**TASK REQUIREMENTS**
Each line of the listing below must be set down exactly.

**INPUT FOR THIS TASK**
--- START ---
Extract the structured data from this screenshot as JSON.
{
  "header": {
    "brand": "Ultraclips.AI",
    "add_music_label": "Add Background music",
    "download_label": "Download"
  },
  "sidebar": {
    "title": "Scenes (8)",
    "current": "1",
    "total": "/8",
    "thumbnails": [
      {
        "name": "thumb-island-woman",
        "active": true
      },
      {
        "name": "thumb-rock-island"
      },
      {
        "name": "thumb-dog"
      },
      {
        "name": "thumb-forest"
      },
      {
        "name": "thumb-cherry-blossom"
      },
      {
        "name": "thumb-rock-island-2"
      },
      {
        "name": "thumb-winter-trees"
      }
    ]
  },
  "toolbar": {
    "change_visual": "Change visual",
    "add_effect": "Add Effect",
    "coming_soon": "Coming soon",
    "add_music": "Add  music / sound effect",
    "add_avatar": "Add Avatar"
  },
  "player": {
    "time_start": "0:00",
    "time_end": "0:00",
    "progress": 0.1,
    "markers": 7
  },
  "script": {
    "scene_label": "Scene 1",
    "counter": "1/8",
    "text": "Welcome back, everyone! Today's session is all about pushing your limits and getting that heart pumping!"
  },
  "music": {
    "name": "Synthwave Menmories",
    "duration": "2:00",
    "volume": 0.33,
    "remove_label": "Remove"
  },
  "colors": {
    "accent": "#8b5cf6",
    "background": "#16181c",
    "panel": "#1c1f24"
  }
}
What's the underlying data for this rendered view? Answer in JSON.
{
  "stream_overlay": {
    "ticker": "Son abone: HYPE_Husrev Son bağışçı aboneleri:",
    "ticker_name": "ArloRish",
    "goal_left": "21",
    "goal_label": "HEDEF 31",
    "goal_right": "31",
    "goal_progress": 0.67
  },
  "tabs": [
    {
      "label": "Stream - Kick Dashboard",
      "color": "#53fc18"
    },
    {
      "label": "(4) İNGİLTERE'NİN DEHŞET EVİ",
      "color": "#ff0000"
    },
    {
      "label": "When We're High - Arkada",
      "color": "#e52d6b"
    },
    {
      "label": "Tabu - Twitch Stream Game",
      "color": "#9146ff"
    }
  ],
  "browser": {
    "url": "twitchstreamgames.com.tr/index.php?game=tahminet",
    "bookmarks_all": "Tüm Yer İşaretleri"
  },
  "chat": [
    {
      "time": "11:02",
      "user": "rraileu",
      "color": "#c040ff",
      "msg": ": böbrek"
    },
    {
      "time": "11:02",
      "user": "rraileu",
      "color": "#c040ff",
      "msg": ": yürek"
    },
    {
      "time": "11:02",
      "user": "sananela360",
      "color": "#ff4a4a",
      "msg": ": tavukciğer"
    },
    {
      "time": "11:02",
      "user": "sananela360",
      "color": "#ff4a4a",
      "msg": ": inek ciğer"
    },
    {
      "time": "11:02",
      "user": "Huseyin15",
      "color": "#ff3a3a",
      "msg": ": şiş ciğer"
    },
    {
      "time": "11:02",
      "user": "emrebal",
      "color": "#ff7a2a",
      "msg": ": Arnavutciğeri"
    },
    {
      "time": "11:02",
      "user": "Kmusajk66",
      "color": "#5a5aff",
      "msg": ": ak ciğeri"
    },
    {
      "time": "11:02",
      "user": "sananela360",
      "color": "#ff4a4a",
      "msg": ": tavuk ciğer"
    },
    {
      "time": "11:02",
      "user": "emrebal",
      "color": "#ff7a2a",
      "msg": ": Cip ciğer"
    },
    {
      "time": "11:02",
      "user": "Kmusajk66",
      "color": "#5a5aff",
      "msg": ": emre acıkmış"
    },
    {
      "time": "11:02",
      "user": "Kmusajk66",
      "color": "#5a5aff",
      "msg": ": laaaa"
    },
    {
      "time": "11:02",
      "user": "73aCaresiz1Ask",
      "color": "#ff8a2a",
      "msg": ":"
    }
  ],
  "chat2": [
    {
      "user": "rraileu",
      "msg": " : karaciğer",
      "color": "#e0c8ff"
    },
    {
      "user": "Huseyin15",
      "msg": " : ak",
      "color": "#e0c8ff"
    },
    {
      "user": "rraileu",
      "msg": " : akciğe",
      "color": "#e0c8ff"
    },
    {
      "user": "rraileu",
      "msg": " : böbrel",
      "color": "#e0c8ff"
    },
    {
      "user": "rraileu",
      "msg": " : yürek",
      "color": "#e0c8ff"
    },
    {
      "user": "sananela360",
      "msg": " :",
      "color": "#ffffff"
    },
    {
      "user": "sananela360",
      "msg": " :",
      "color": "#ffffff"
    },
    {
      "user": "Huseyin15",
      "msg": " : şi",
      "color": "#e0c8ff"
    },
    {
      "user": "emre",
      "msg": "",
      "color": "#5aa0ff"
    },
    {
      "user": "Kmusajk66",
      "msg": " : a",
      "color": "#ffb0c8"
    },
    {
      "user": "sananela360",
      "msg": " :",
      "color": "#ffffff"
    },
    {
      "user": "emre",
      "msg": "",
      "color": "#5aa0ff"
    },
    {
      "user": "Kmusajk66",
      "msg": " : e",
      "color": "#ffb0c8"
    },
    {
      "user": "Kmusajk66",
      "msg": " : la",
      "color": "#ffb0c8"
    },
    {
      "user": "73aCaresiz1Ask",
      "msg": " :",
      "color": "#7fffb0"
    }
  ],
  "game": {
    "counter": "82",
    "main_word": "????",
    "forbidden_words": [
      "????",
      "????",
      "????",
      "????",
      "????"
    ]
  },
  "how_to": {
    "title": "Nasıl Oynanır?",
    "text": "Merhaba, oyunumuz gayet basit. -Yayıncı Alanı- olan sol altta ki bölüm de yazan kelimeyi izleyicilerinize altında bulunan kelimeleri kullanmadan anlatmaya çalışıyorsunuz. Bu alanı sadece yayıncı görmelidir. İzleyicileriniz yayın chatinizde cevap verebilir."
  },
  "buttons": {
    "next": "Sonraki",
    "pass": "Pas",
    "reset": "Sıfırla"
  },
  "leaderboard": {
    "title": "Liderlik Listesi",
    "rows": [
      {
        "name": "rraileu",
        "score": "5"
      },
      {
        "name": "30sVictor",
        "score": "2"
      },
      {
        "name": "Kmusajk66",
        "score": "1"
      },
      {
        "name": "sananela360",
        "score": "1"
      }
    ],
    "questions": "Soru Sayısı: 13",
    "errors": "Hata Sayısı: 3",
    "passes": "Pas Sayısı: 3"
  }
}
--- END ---
**ANSWER SECTION**
Extract the structured data from this screenshot as JSON.
{
  "header": {
    "brand": "Ultraclips.AI",
    "add_music_label": "Add Background music",
    "download_label": "Download"
  },
  "sidebar": {
    "title": "Scenes (8)",
    "current": "1",
    "total": "/8",
    "thumbnails": [
      {
        "name": "thumb-island-woman",
        "active": true
      },
      {
        "name": "thumb-rock-island"
      },
      {
        "name": "thumb-dog"
      },
      {
        "name": "thumb-forest"
      },
      {
        "name": "thumb-cherry-blossom"
      },
      {
        "name": "thumb-rock-island-2"
      },
      {
        "name": "thumb-winter-trees"
      }
    ]
  },
  "toolbar": {
    "change_visual": "Change visual",
    "add_effect": "Add Effect",
    "coming_soon": "Coming soon",
    "add_music": "Add  music / sound effect",
    "add_avatar": "Add Avatar"
  },
  "player": {
    "time_start": "0:00",
    "time_end": "0:00",
    "progress": 0.1,
    "markers": 7
  },
  "script": {
    "scene_label": "Scene 1",
    "counter": "1/8",
    "text": "Welcome back, everyone! Today's session is all about pushing your limits and getting that heart pumping!"
  },
  "music": {
    "name": "Synthwave Menmories",
    "duration": "2:00",
    "volume": 0.33,
    "remove_label": "Remove"
  },
  "colors": {
    "accent": "#8b5cf6",
    "background": "#16181c",
    "panel": "#1c1f24"
  }
}
What's the underlying data for this rendered view? Answer in JSON.
{
  "stream_overlay": {
    "ticker": "Son abone: HYPE_Husrev Son bağışçı aboneleri:",
    "ticker_name": "ArloRish",
    "goal_left": "21",
    "goal_label": "HEDEF 31",
    "goal_right": "31",
    "goal_progress": 0.67
  },
  "tabs": [
    {
      "label": "Stream - Kick Dashboard",
      "color": "#53fc18"
    },
    {
      "label": "(4) İNGİLTERE'NİN DEHŞET EVİ",
      "color": "#ff0000"
    },
    {
      "label": "When We're High - Arkada",
      "color": "#e52d6b"
    },
    {
      "label": "Tabu - Twitch Stream Game",
      "color": "#9146ff"
    }
  ],
  "browser": {
    "url": "twitchstreamgames.com.tr/index.php?game=tahminet",
    "bookmarks_all": "Tüm Yer İşaretleri"
  },
  "chat": [
    {
      "time": "11:02",
      "user": "rraileu",
      "color": "#c040ff",
      "msg": ": böbrek"
    },
    {
      "time": "11:02",
      "user": "rraileu",
      "color": "#c040ff",
      "msg": ": yürek"
    },
    {
      "time": "11:02",
      "user": "sananela360",
      "color": "#ff4a4a",
      "msg": ": tavukciğer"
    },
    {
      "time": "11:02",
      "user": "sananela360",
      "color": "#ff4a4a",
      "msg": ": inek ciğer"
    },
    {
      "time": "11:02",
      "user": "Huseyin15",
      "color": "#ff3a3a",
      "msg": ": şiş ciğer"
    },
    {
      "time": "11:02",
      "user": "emrebal",
      "color": "#ff7a2a",
      "msg": ": Arnavutciğeri"
    },
    {
      "time": "11:02",
      "user": "Kmusajk66",
      "color": "#5a5aff",
      "msg": ": ak ciğeri"
    },
    {
      "time": "11:02",
      "user": "sananela360",
      "color": "#ff4a4a",
      "msg": ": tavuk ciğer"
    },
    {
      "time": "11:02",
      "user": "emrebal",
      "color": "#ff7a2a",
      "msg": ": Cip ciğer"
    },
    {
      "time": "11:02",
      "user": "Kmusajk66",
      "color": "#5a5aff",
      "msg": ": emre acıkmış"
    },
    {
      "time": "11:02",
      "user": "Kmusajk66",
      "color": "#5a5aff",
      "msg": ": laaaa"
    },
    {
      "time": "11:02",
      "user": "73aCaresiz1Ask",
      "color": "#ff8a2a",
      "msg": ":"
    }
  ],
  "chat2": [
    {
      "user": "rraileu",
      "msg": " : karaciğer",
      "color": "#e0c8ff"
    },
    {
      "user": "Huseyin15",
      "msg": " : ak",
      "color": "#e0c8ff"
    },
    {
      "user": "rraileu",
      "msg": " : akciğe",
      "color": "#e0c8ff"
    },
    {
      "user": "rraileu",
      "msg": " : böbrel",
      "color": "#e0c8ff"
    },
    {
      "user": "rraileu",
      "msg": " : yürek",
      "color": "#e0c8ff"
    },
    {
      "user": "sananela360",
      "msg": " :",
      "color": "#ffffff"
    },
    {
      "user": "sananela360",
      "msg": " :",
      "color": "#ffffff"
    },
    {
      "user": "Huseyin15",
      "msg": " : şi",
      "color": "#e0c8ff"
    },
    {
      "user": "emre",
      "msg": "",
      "color": "#5aa0ff"
    },
    {
      "user": "Kmusajk66",
      "msg": " : a",
      "color": "#ffb0c8"
    },
    {
      "user": "sananela360",
      "msg": " :",
      "color": "#ffffff"
    },
    {
      "user": "emre",
      "msg": "",
      "color": "#5aa0ff"
    },
    {
      "user": "Kmusajk66",
      "msg": " : e",
      "color": "#ffb0c8"
    },
    {
      "user": "Kmusajk66",
      "msg": " : la",
      "color": "#ffb0c8"
    },
    {
      "user": "73aCaresiz1Ask",
      "msg": " :",
      "color": "#7fffb0"
    }
  ],
  "game": {
    "counter": "82",
    "main_word": "????",
    "forbidden_words": [
      "????",
      "????",
      "????",
      "????",
      "????"
    ]
  },
  "how_to": {
    "title": "Nasıl Oynanır?",
    "text": "Merhaba, oyunumuz gayet basit. -Yayıncı Alanı- olan sol altta ki bölüm de yazan kelimeyi izleyicilerinize altında bulunan kelimeleri kullanmadan anlatmaya çalışıyorsunuz. Bu alanı sadece yayıncı görmelidir. İzleyicileriniz yayın chatinizde cevap verebilir."
  },
  "buttons": {
    "next": "Sonraki",
    "pass": "Pas",
    "reset": "Sıfırla"
  },
  "leaderboard": {
    "title": "Liderlik Listesi",
    "rows": [
      {
        "name": "rraileu",
        "score": "5"
      },
      {
        "name": "30sVictor",
        "score": "2"
      },
      {
        "name": "Kmusajk66",
        "score": "1"
      },
      {
        "name": "sananela360",
        "score": "1"
      }
    ],
    "questions": "Soru Sayısı: 13",
    "errors": "Hata Sayısı: 3",
    "passes": "Pas Sayısı: 3"
  }
}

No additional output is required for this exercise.